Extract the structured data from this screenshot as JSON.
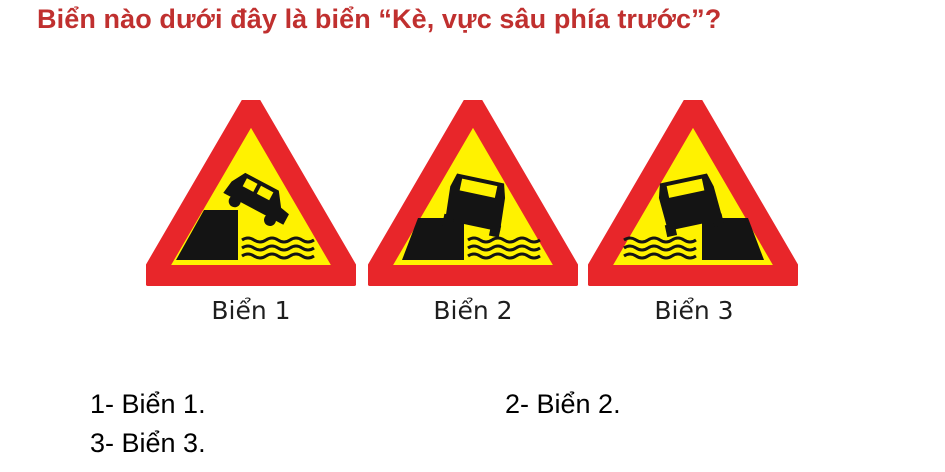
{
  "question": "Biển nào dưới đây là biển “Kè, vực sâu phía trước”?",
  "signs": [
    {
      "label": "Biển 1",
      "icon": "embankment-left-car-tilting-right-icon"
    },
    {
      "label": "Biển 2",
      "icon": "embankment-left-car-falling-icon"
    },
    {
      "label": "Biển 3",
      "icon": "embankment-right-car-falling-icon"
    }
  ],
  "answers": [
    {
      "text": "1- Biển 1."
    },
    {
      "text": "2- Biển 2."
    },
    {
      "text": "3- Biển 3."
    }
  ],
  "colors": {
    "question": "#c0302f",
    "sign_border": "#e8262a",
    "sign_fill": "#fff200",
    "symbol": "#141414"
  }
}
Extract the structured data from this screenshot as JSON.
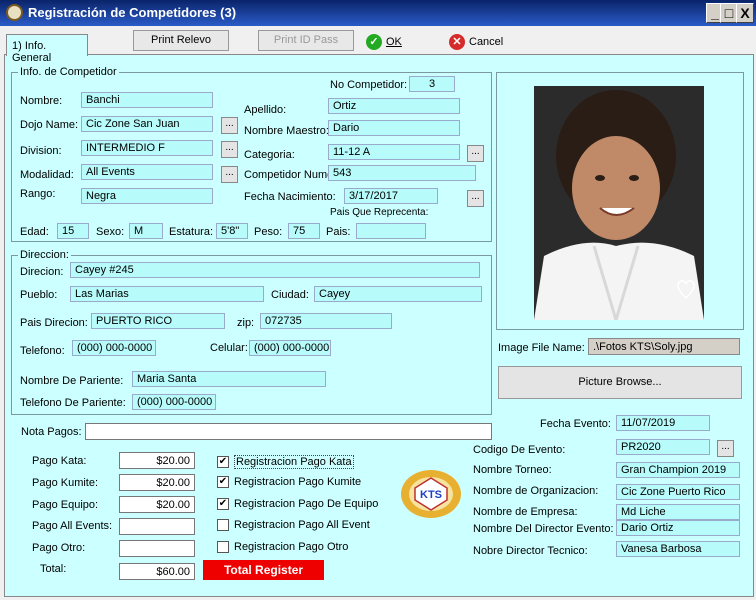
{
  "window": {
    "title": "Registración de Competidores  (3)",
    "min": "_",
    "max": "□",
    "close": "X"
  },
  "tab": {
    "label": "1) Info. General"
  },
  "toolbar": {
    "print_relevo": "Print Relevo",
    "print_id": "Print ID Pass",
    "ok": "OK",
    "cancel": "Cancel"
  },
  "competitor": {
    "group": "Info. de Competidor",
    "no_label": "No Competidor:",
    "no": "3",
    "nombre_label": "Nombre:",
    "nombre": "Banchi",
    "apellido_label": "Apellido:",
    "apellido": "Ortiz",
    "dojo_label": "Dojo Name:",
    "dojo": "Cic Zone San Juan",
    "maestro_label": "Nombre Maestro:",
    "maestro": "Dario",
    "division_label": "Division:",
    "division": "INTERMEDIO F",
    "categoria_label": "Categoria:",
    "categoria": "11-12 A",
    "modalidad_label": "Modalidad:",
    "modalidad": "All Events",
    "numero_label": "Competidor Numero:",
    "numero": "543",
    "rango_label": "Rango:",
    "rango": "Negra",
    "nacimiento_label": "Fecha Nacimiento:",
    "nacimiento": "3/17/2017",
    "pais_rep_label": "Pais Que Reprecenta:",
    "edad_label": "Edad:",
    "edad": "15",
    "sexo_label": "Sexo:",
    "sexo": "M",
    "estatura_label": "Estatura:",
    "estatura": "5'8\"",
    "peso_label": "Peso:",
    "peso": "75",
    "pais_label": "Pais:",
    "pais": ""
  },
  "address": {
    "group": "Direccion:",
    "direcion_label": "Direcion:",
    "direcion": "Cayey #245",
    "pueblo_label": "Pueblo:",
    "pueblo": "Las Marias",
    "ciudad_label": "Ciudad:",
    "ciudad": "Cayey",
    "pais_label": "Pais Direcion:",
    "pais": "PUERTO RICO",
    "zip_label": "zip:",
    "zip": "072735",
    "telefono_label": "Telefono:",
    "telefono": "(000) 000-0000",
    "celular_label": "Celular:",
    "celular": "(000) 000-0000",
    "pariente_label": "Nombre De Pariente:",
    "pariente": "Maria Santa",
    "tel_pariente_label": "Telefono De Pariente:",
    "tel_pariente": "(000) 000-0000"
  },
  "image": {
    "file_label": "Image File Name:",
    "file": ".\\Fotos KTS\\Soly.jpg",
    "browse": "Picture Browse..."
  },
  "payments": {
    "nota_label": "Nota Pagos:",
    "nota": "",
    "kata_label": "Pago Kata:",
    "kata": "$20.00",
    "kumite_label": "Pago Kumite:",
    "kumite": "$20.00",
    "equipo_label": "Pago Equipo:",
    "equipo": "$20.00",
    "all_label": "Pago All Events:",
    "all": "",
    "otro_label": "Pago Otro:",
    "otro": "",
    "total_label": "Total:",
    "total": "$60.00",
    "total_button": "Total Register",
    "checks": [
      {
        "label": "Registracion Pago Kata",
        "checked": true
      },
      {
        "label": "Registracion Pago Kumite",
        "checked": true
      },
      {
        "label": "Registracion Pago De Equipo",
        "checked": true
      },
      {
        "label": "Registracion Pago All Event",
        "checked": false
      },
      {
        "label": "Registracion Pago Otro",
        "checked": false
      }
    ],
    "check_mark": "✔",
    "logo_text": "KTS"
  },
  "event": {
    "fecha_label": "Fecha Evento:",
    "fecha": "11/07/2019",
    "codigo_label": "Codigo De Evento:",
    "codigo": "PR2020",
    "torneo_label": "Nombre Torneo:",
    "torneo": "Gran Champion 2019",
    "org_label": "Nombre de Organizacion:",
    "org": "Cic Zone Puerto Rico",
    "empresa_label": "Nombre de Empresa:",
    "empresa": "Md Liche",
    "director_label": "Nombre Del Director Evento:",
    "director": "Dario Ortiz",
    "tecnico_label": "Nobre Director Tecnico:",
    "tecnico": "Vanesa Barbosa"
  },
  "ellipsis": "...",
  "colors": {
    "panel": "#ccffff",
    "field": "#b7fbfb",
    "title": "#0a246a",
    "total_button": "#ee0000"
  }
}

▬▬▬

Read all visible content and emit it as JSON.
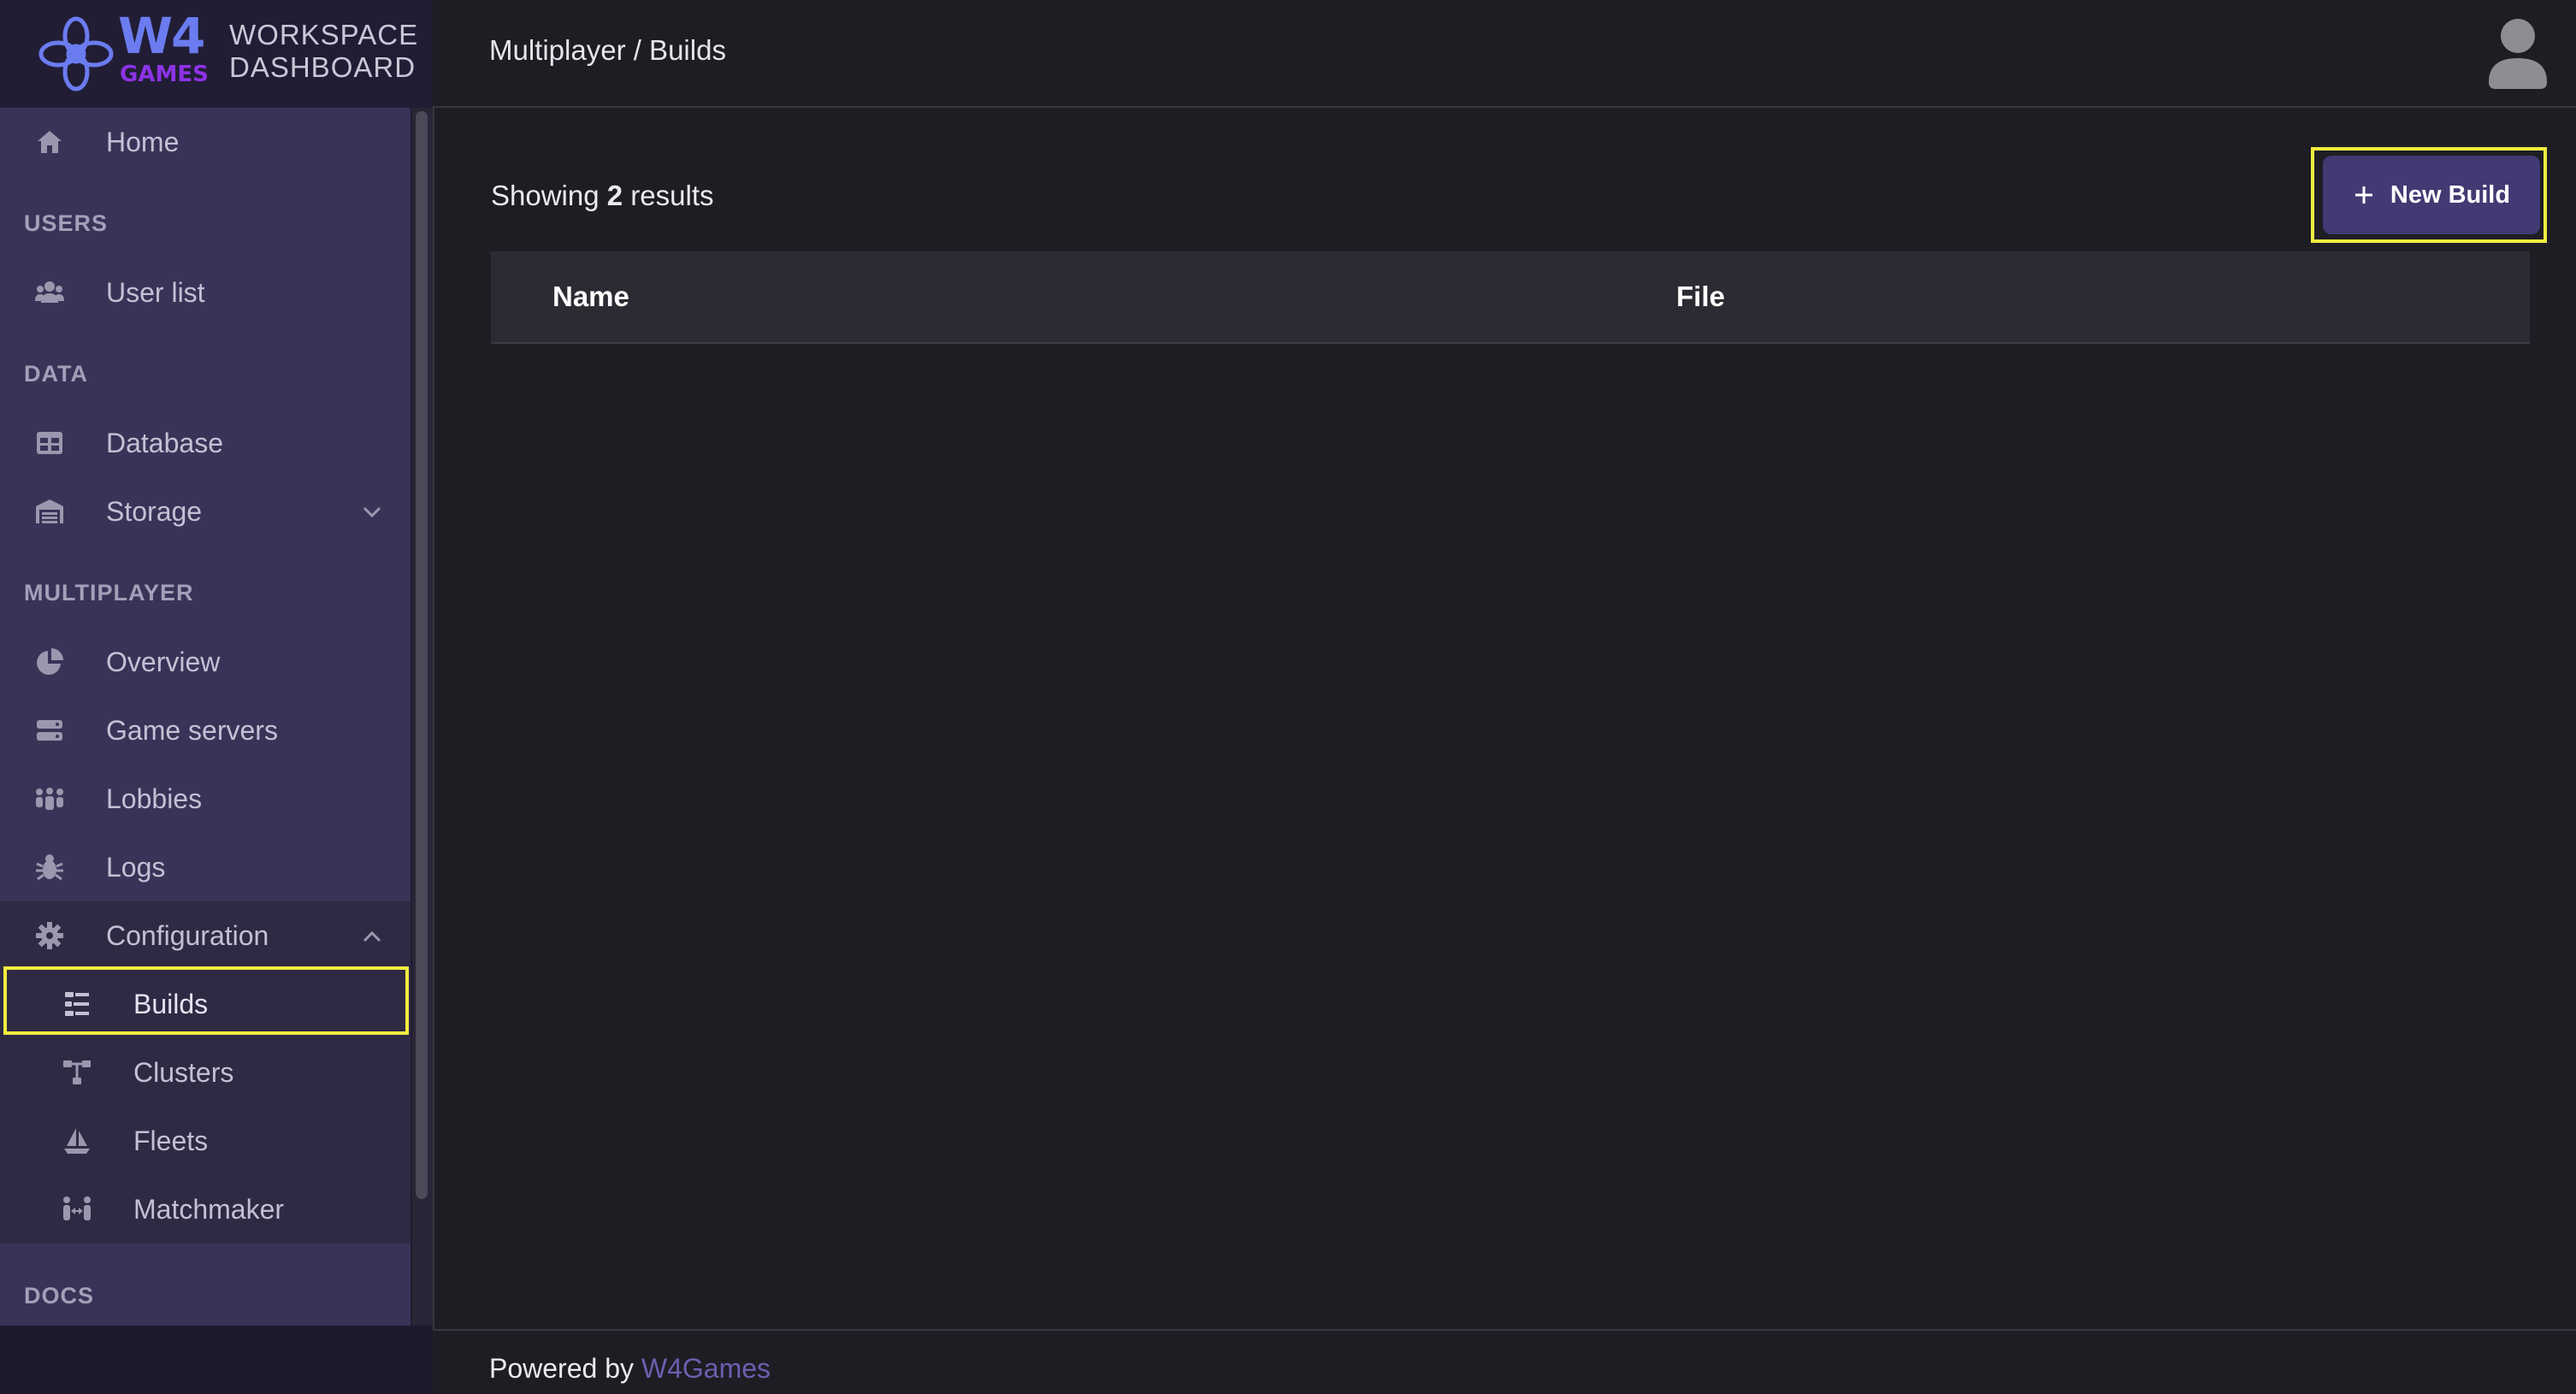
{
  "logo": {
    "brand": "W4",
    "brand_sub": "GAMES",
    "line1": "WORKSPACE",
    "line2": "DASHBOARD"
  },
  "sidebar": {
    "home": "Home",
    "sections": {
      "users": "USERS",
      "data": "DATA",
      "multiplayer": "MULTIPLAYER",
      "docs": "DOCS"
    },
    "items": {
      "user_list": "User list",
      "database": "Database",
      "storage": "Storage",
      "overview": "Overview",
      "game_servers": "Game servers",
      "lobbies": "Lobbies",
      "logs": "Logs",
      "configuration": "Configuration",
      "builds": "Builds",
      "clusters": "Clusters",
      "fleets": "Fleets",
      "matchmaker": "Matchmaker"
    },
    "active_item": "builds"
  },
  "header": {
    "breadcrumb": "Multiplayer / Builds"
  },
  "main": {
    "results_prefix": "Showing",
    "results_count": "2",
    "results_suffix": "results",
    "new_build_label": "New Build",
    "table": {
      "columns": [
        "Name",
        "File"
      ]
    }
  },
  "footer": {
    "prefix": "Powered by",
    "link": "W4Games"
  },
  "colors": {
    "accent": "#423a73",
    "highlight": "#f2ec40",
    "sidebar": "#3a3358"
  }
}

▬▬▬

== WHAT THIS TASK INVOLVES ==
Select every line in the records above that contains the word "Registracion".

== OUTPUT BELOW ==
        "label": "Registracion Pago Kata",
        "label": "Registracion Pago Kumite",
        "label": "Registracion Pago De Equipo",
        "label": "Registracion Pago All Event",
        "label": "Registracion Pago Otro",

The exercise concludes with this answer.